ERIC Number: ED350692
Record Type: RIE
Publication Date: 1992-Apr
Reference Count: N/A
The Cultural Chasm between Administrator and Teacher Cultures: A Micropolitical Puzzle. Occasional Paper No. 12.

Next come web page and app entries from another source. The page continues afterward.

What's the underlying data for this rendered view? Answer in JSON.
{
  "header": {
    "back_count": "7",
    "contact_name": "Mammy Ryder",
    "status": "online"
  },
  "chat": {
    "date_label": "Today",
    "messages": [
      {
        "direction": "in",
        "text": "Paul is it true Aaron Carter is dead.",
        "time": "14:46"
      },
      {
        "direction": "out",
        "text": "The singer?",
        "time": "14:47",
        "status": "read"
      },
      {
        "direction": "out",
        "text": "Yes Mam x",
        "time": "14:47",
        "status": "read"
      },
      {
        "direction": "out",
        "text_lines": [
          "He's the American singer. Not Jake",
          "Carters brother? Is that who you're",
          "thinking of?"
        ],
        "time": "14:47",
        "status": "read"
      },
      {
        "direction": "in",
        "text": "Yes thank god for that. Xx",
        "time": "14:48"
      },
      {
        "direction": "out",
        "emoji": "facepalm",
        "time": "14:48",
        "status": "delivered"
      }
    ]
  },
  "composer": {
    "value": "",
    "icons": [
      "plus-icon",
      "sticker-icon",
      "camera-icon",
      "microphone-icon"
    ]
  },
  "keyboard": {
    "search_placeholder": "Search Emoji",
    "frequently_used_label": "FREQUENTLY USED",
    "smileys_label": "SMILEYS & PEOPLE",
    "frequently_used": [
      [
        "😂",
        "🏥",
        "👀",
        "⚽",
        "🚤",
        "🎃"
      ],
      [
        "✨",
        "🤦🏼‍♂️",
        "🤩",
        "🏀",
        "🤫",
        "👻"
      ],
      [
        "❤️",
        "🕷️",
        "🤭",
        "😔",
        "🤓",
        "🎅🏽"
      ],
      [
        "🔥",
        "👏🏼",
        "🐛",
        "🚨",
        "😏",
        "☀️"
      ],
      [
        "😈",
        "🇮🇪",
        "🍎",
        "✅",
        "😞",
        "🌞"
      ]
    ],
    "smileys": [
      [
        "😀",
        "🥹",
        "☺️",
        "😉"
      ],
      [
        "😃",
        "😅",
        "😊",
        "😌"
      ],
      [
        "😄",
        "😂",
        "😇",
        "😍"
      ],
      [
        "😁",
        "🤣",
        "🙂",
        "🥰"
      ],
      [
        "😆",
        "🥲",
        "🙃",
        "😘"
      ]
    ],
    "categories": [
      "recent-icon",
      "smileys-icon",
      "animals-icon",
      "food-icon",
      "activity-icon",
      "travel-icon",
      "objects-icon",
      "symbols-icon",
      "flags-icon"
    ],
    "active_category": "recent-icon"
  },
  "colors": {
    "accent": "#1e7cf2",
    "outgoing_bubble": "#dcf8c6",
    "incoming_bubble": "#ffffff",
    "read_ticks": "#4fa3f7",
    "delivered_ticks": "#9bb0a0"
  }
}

Findings of a study that examined the teacher-administrator relationship from a micropolitical perspective are presented in this paper. Data were derived from interviews with 12 new administrators from school districts within a 50-mile radius of a major metropolitan area in the eastern United States. The micropolitical analysis identifies power distribution, values allocation, coalition building, manipulation of symbols, and conflicting ideologies and turf. Contrary to expectations of the micropolitical hypothesis, the administrators expressed no need to control teachers or to separate administration from the instructional process. Three possible explanations of the results are presented: a "new era" hypothesis; a methodological hypothesis; and a micropolitical hypothesis. From the latter perspective, the data reflect administrators' skills at managing meaning, manipulating symbols, and limiting the diffusion of awareness of the conflicts that occur in their everyday lives. The appendix contains the interview format. (Contains 53 references.) (LMI)
Descriptors: Administrator Role, Educational Environment, Elementary Secondary Education, Instructional Leadership, Intergroup Relations, Leadership Qualities, Organizational Climate, Politics of Education, Power Structure, School Administration, Teacher Administrator Relationship
Harvard Graduate School of Education, The National Center for Educational Leadership, 444 Gutman Library, 6 Appian Way, Cambridge, MA 02138 ($4).
Publication Type: Reports - Research
Education Level: N/A
Sponsor: Office of Educational Research and Improvement (ED), Washington, DC.
Authoring Institution: National Center for Educational Leadership, Cambridge, MA.